EU research project finds high nitrogen oxides emissions of Tier III vessels
The EU research project SCIPPER has found high nitrogen oxides emissions of Tier III vessels from remote measurement in the Baltic Sea and North Sea. The analysis shows that 50 per cent of the emission measurements of ships that had to comply with the latest Tier III nitrogen levels, far exceed the expected emission levels.
– The finding raises concerns on the effectiveness of the regulation for shipping and, if further confirmed, overall jeopardizes the targets of environmental policies in the sensitive area of the Baltic Sea and North Sea, which are included in the NOx Emission Control Area, says Erik Fridell, researcher at IVL Swedish Environmental Research Institute and one of the work package leaders of SCIPPER.
The EU H2020 SCIPPER project comprised an international consortium of academic, research and private sector partners to study various methods and strategies for the monitoring of pollutant emissions from maritime vessels towards enforcement of environmental regulations.
Emissions of ships are important to monitor due to their growing share to air pollution over land and their contribution to eutrophication.

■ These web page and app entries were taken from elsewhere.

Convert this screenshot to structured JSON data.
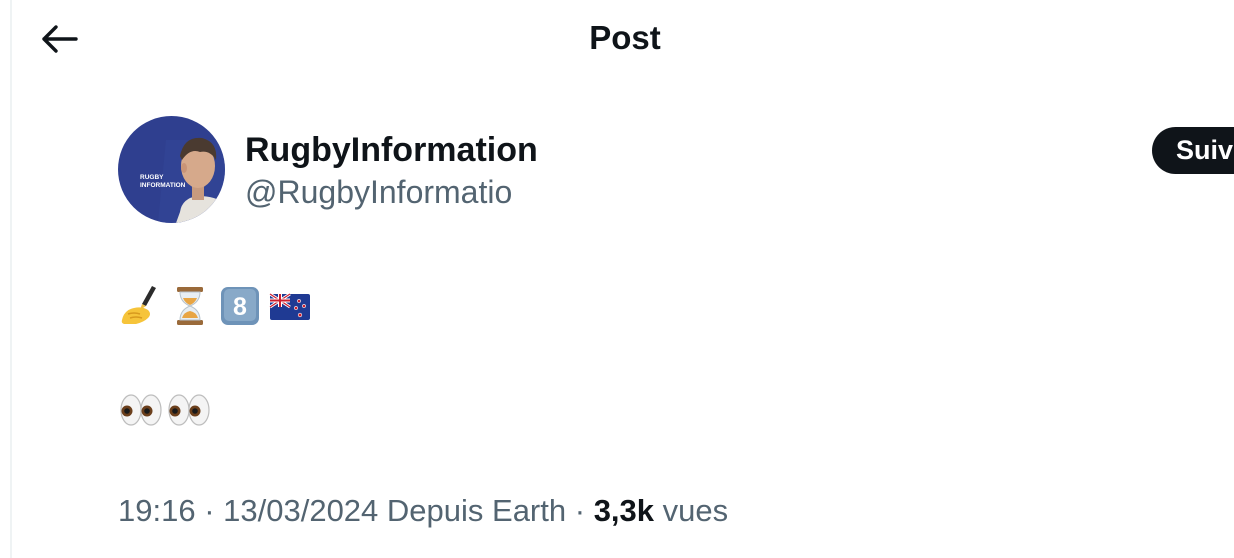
{
  "header": {
    "title": "Post",
    "back_icon": "arrow-left-icon"
  },
  "author": {
    "name": "RugbyInformation",
    "handle": "@RugbyInformatio",
    "avatar_text_line1": "RUGBY",
    "avatar_text_line2": "INFORMATION"
  },
  "follow_button": {
    "label": "Suivre"
  },
  "tweet": {
    "line1_emojis": [
      "writing-hand-icon",
      "hourglass-icon",
      "keycap-8-icon",
      "new-zealand-flag-icon"
    ],
    "line2_emojis": [
      "eyes-icon",
      "eyes-icon"
    ]
  },
  "meta": {
    "time": "19:16",
    "separator1": " · ",
    "date": "13/03/2024",
    "source": " Depuis Earth",
    "separator2": " · ",
    "views_count": "3,3k",
    "views_label": " vues"
  },
  "colors": {
    "text_primary": "#0f1419",
    "text_secondary": "#536471",
    "avatar_bg": "#2f3f8f",
    "button_bg": "#0f1419"
  }
}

Therefore, NOx control was added to the European sulfur emission control area in 2021. This means that engines installed on ships constructed from 2021 onwards must comply with the significantly stricter Tier III limits for engines when sailing in the North Sea and Baltic Seas, according to MARPOL regulation. So far, the number of ships which need to comply with Tier III regulations is limited but growing.
In SCIPPER, the combined dataset for the Baltic Sea and North Sea contains 65 emission measurements on Tier III ships during 2022. Remotely measuring the pollutants concentration in the exhaust plume of vessels is a reliable way to monitor emissions in real sailing conditions. The monitoring data compiled within SCIPPER originate from three fixed monitoring stations (on the Great Belt Bridge, in Wedel near Hamburg, and around Rotterdam port) and from airborne drone-based measurements over the Danish waters.
A similar pattern was observed in all locations: only about one-third of NOx measurements were within the expected Tier III levels. One hand, this demonstrates that NOx emission control can be effective under real sailing conditions. On the other hand, about 50 per cent of measurements of Tier III vessels indicate emission levels that are more than a factor of two, and up to a factor five, higher than the expected Tier II levels.
– We need to raise awareness on potential shortcomings related to the effectiveness of Tier III NOx regulation for vessels. Otherwise, significant negative impacts may be observed in the air quality of coastal and other affected regions, says Erik Fridell.
The SCIPPER consortium would like to call on international bodies and national authorities to introduce enforcement requirements and to monitor NOx emissions levels of Tier III compliant vessels in real use. More information can be obtained at the SCIPPER website scipper-project.eu External link, opens in new window. and specifically Deliverable 5.5 External link, opens in new window..
For more information, please contact:
Erik Fridell, firstname.lastname@example.org, +46 (0)10 788 67 99